When the novel Something Upstairs was published, it was set in the Providence, Rhode Island house (built 1835) I was living in. I had moved there from Los Angeles, from a most modern city to a very old one. Indeed, it felt as if I was going back in time. That sense of going back in time travel was what gave me the stimulus for the time travel in the book.
The Historical Society set up a tour as a way to engage students in RI history. The kids would come by the house, chant my name, and all kinds of folks would knock on the door. 15 Sheldon Street: You can see it on Google Maps.

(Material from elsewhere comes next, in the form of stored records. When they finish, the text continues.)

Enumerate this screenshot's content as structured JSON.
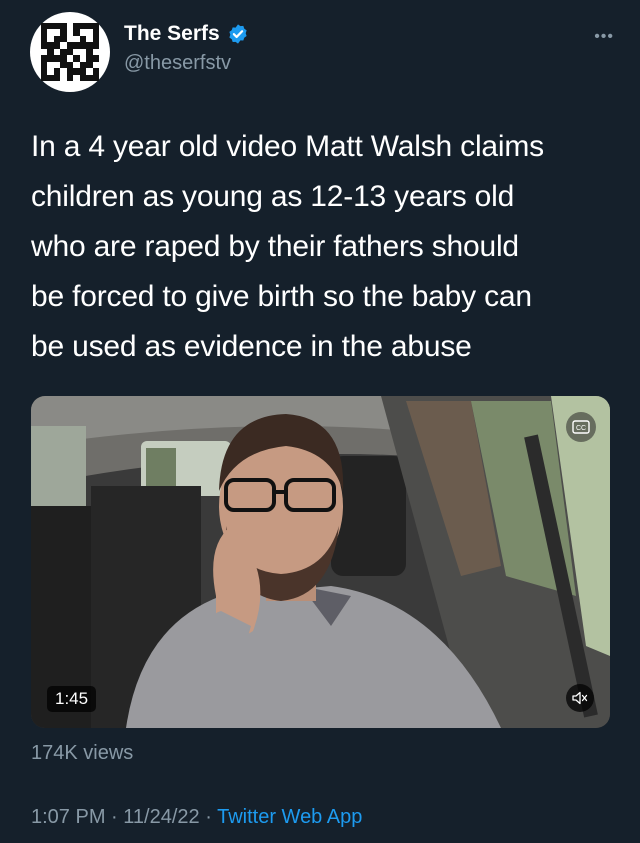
{
  "author": {
    "display_name": "The Serfs",
    "handle": "@theserfstv",
    "verified": true,
    "avatar_icon": "qr-code-avatar",
    "verified_icon": "verified-badge-icon",
    "verified_color": "#1d9bf0"
  },
  "more_icon": "more-options-icon",
  "tweet": {
    "lines": [
      "In a 4 year old video Matt Walsh claims",
      "children as young as 12-13 years old",
      "who are raped by their fathers should",
      "be forced to give birth so the baby can",
      "be used as evidence in the abuse"
    ]
  },
  "media": {
    "duration": "1:45",
    "mute_icon": "volume-muted-icon",
    "captions_icon": "captions-icon",
    "views": "174K views"
  },
  "footer": {
    "time": "1:07 PM",
    "separator": "·",
    "date": "11/24/22",
    "source": "Twitter Web App"
  },
  "colors": {
    "background": "#15202b",
    "secondary_text": "#8899a6",
    "link": "#1d9bf0"
  }
}
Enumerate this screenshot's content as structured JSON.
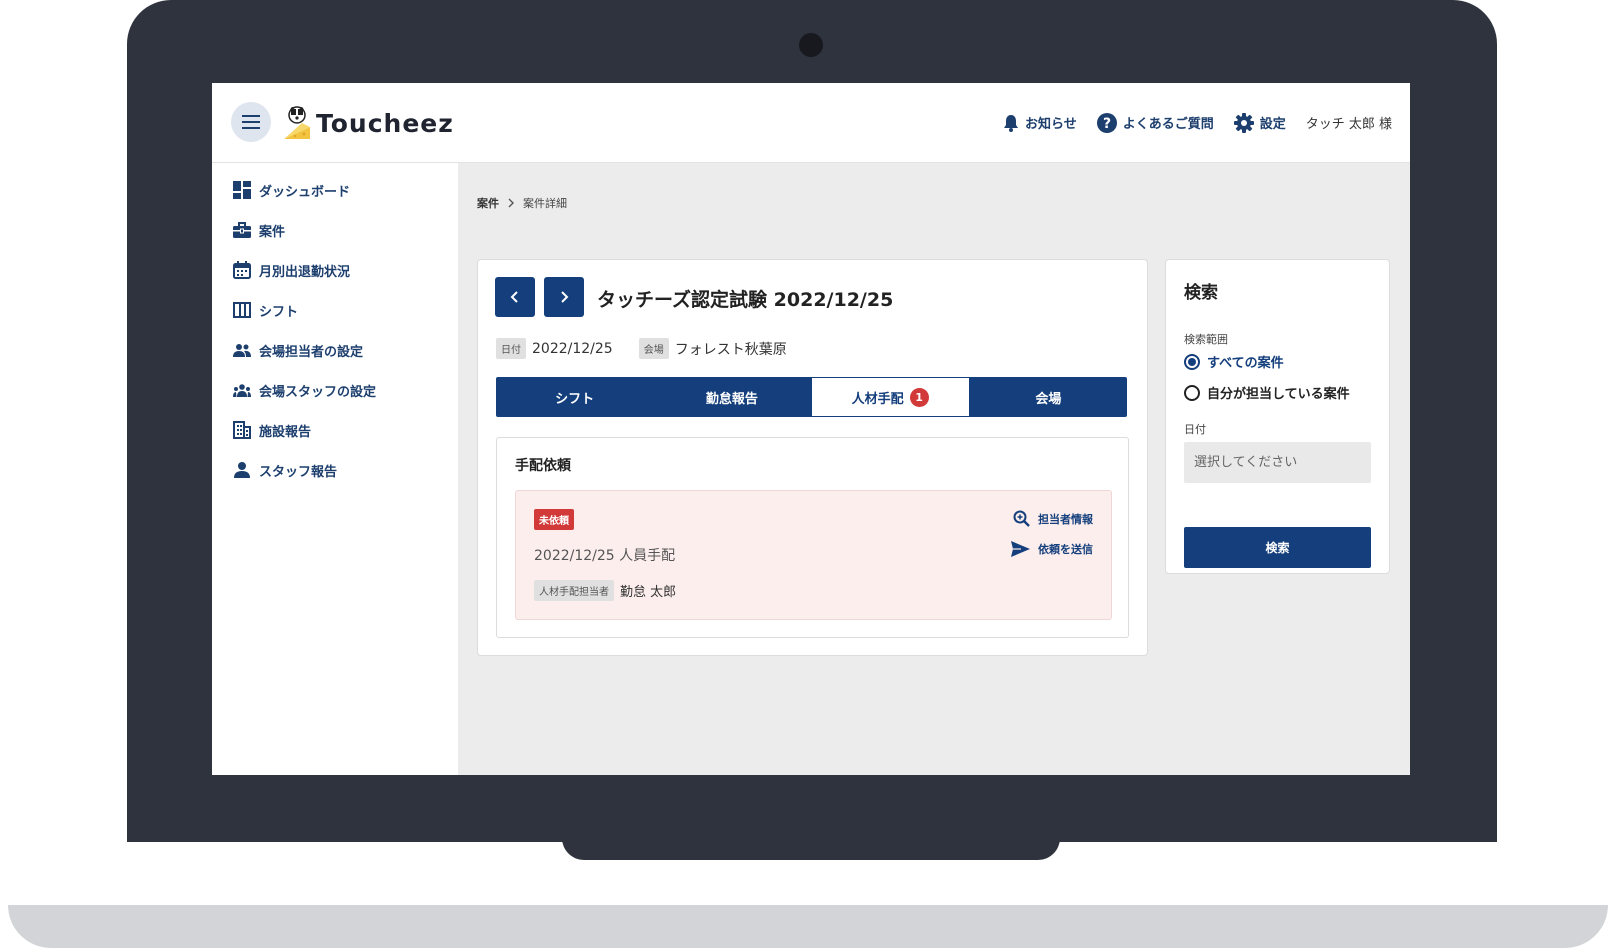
{
  "app": {
    "logo_text": "Toucheez"
  },
  "header": {
    "notice_label": "お知らせ",
    "faq_label": "よくあるご質問",
    "settings_label": "設定",
    "user_label": "タッチ 太郎 様"
  },
  "sidebar": {
    "items": [
      {
        "label": "ダッシュボード",
        "icon": "dashboard-icon"
      },
      {
        "label": "案件",
        "icon": "briefcase-icon"
      },
      {
        "label": "月別出退勤状況",
        "icon": "calendar-icon"
      },
      {
        "label": "シフト",
        "icon": "columns-icon"
      },
      {
        "label": "会場担当者の設定",
        "icon": "people-icon"
      },
      {
        "label": "会場スタッフの設定",
        "icon": "group-icon"
      },
      {
        "label": "施設報告",
        "icon": "building-icon"
      },
      {
        "label": "スタッフ報告",
        "icon": "person-icon"
      }
    ]
  },
  "breadcrumb": {
    "root": "案件",
    "current": "案件詳細"
  },
  "case": {
    "title": "タッチーズ認定試験 2022/12/25",
    "date_tag": "日付",
    "date": "2022/12/25",
    "venue_tag": "会場",
    "venue": "フォレスト秋葉原"
  },
  "tabs": {
    "shift": "シフト",
    "attendance": "勤怠報告",
    "staffing": "人材手配",
    "staffing_badge": "1",
    "venue": "会場",
    "active": "staffing"
  },
  "request": {
    "section_title": "手配依頼",
    "status": "未依頼",
    "date_line": "2022/12/25 人員手配",
    "person_tag": "人材手配担当者",
    "person_name": "勤怠 太郎",
    "action_info": "担当者情報",
    "action_send": "依頼を送信"
  },
  "search": {
    "title": "検索",
    "scope_label": "検索範囲",
    "scope_options": [
      "すべての案件",
      "自分が担当している案件"
    ],
    "scope_selected": "すべての案件",
    "date_label": "日付",
    "date_placeholder": "選択してください",
    "button_label": "検索"
  },
  "colors": {
    "primary": "#143f7c",
    "badge_red": "#d23a3a",
    "request_bg": "#fdeeee",
    "frame": "#2f333d"
  }
}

For a small state, RI history is quite packed. Founded (17th century) by Roger Williams and Anne Hutchinson, (exiled by Massachusetts) it was always considered politically radical. Its true name is “The State of Rhode Island and Providence Plantations.” It was an early abolitionist state even as its large sailing fleet was transporting slaves. It was tolerant of many religions (Quakers, Jews, and Catholics) amidst rigid New England protestant bigotry. The Baptist Church (then considered radical from a religious point of view) began here. It was the first industrial center in the US, with the earliest factories. It has a long, long history of political corruption, and was thought to be the center of the New England Mafia. Brown University is there and so, too, is the Rhode Island School of Design, from which many, many picture book artists flow, including Brian Floca. Providence is where I first met him and where we began to work together. Providence itself is a veritable museum of wonderful old architecture. Its state capital is, in size, second only to the national capital in DC. Small as it is, I met people who bragged that in all their lives they had never left the state. That’s a very hard, if curious accomplishment.
And now, it is the setting for the opening pages of my current project, a historical novel that begins in Providence, and winds up in San Francisco. My research allowed me to find out that California is about a hundred and fifty times the size of Rhode Island.
But hey … big things can come from tiny places.